Rebates for off-peak cars have to be raised by nearly half to get more young people to opt for the scheme.
Of 501 people polled, only 22 percent would consider a red-plated car over a normal car, based on the existing rebate of $17,000.
When the rebate was hypothetically raised to $20,000, only 22.8 percent said they would opt for off-peak cars, which cannot go on the road between 7am and 7pm on weekdays.
This went up to 33 percent when respondents were presented with a $25,000 figure.
“This would indicate that significant rebates have to be provided in excess of $17,000 before you see some real shift in demand,” said Dr Jack Loo, chief methodologist of Nexus Link, which conducted a survey commissioned by The Sunday Times on young people’s attitudes towards car ownership.
The rebate for off-peak cars can offset the certificate of entitlement (COE) price and registration fee in buying a new car. Owners also get a discounted road tax.
As of July this year, there were 25,816 off-peak cars on the roads here, or 4.6 percent of the total car population of 561,595.

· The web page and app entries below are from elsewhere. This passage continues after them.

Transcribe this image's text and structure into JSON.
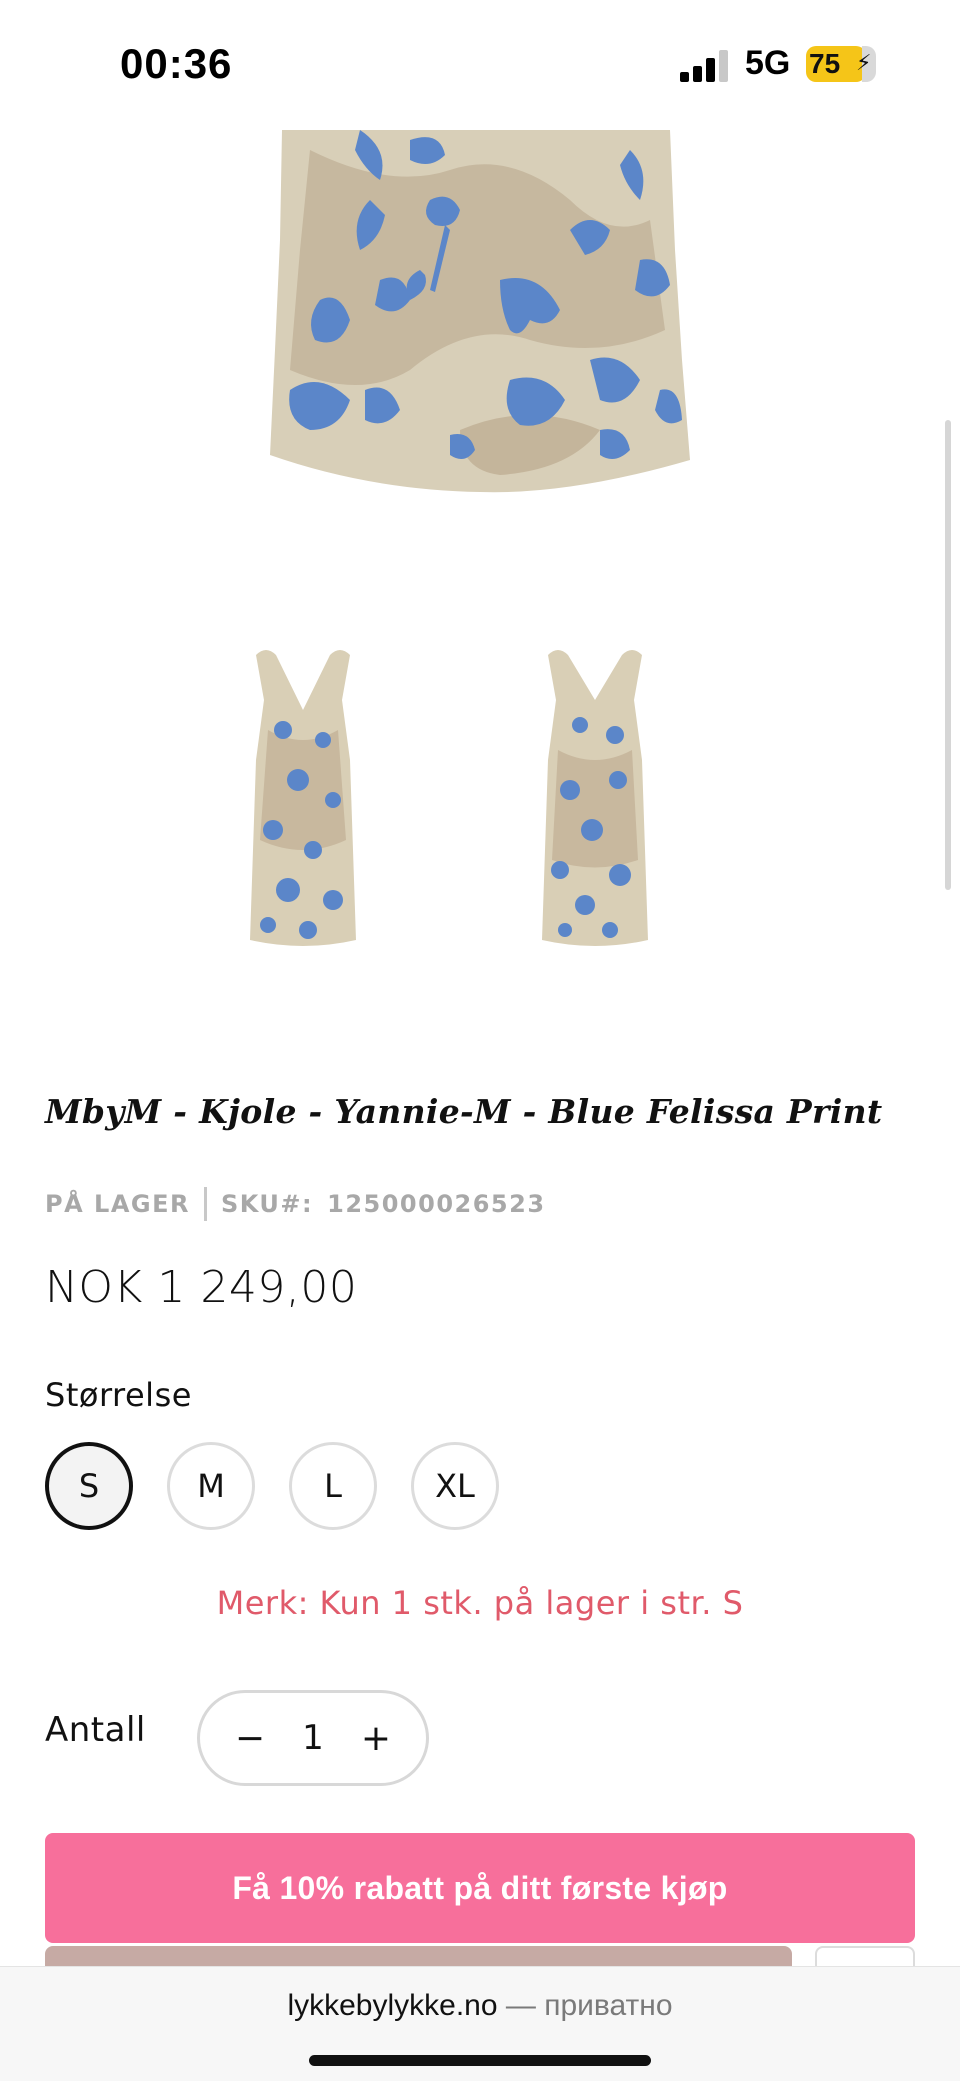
{
  "status_bar": {
    "time": "00:36",
    "network": "5G",
    "battery": "75",
    "battery_color": "#f5c518"
  },
  "product": {
    "title": "MbyM - Kjole - Yannie-M - Blue Felissa Print",
    "stock_status": "PÅ LAGER",
    "sku_label": "SKU#:",
    "sku": "125000026523",
    "price": "NOK 1 249,00",
    "print_colors": {
      "base": "#d9cfb6",
      "flowers": "#5b86c9",
      "shade": "#b9a88f"
    }
  },
  "size": {
    "label": "Størrelse",
    "options": [
      "S",
      "M",
      "L",
      "XL"
    ],
    "selected": "S"
  },
  "stock_note": "Merk: Kun 1 stk. på lager i str. S",
  "quantity": {
    "label": "Antall",
    "value": "1",
    "minus": "−",
    "plus": "+"
  },
  "promo_button": {
    "label": "Få 10% rabatt på ditt første kjøp",
    "color": "#f76f9b"
  },
  "browser": {
    "domain": "lykkebylykke.no",
    "suffix": " — приватно"
  }
}
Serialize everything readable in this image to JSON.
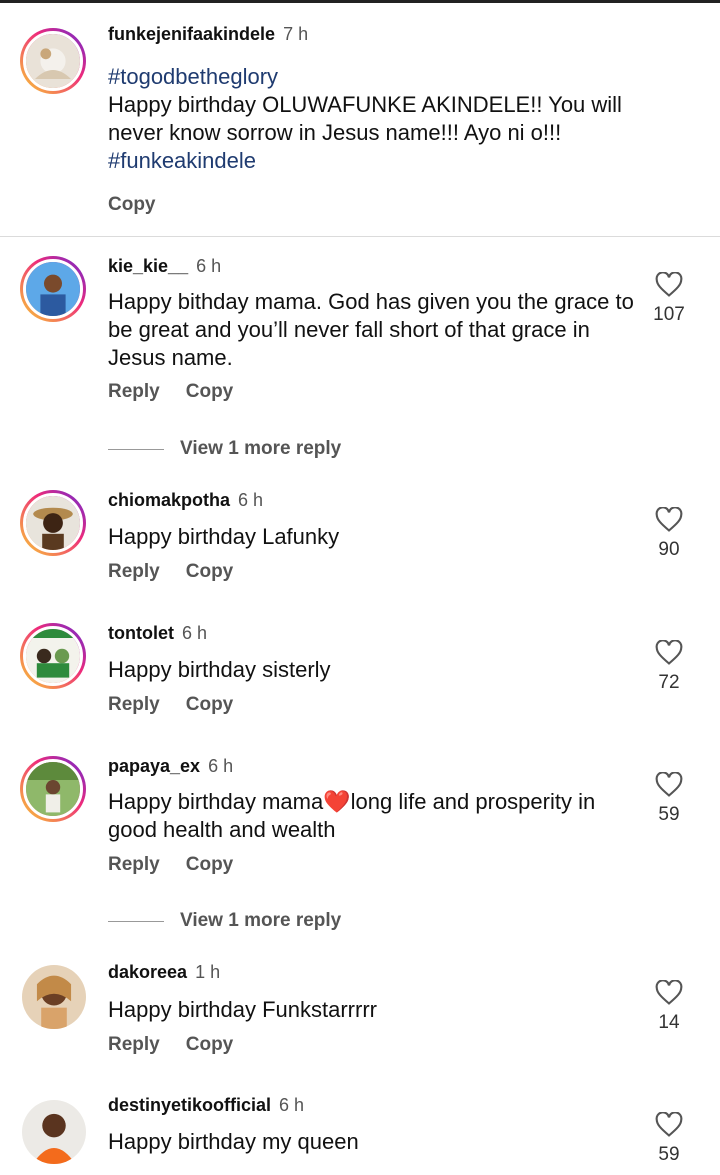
{
  "caption": {
    "username": "funkejenifaakindele",
    "time": "7 h",
    "hashtag1": "#togodbetheglory",
    "text": "Happy birthday OLUWAFUNKE AKINDELE!! You will never know sorrow in Jesus name!!! Ayo ni o!!!",
    "hashtag2": "#funkeakindele",
    "copy_label": "Copy"
  },
  "actions": {
    "reply": "Reply",
    "copy": "Copy"
  },
  "comments": [
    {
      "username": "kie_kie__",
      "time": "6 h",
      "text": "Happy bithday mama. God has given you the grace to be great and you’ll never fall short of that grace in Jesus name.",
      "likes": "107",
      "view_more": "View 1 more reply"
    },
    {
      "username": "chiomakpotha",
      "time": "6 h",
      "text": "Happy birthday Lafunky",
      "likes": "90"
    },
    {
      "username": "tontolet",
      "time": "6 h",
      "text": "Happy birthday sisterly",
      "likes": "72"
    },
    {
      "username": "papaya_ex",
      "time": "6 h",
      "text_before": "Happy birthday mama",
      "emoji": "❤️",
      "text_after": "long life and prosperity in good health and wealth",
      "likes": "59",
      "view_more": "View 1 more reply"
    },
    {
      "username": "dakoreea",
      "time": "1 h",
      "text": "Happy birthday Funkstarrrrr",
      "likes": "14"
    },
    {
      "username": "destinyetikoofficial",
      "time": "6 h",
      "text": "Happy birthday my queen",
      "likes": "59"
    }
  ],
  "colors": {
    "hashtag": "#1f3b70",
    "story_ring": [
      "#f9ce34",
      "#ee2a7b",
      "#6228d7"
    ],
    "heart_emoji": "#e0245e"
  }
}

The rebate has been unchanged since 1994, when it was raised from $15,000 to its present amount.
National University of Singapore transport researcher Lee Der Horng said a $25,000 rebate is a more substantial offset against the cost of a car, given that COE car premiums currently exceed $50,000.
Some respondents said the limited driving hours deterred them from buying an off-peak car.
Ms Hui Qing, 32, a human resources executive, said she would not buy an off-peak car even if the rebate is raised. “If I buy a car, it would be for the convenience to get to where I need to go, when I need to.”
Some experts said the scheme is outdated.
SIM University economist Walter Theseira believes it will eventually be phased out in favour of technological solutions such as the upcoming satellite-based ERP 2.0, which measures car use more accurately.
The current hours for off-peak cars do not necessarily correspond with periods when roads are less congested, he said. “It is a fairly crude way of measuring and controlling the demand for cars.”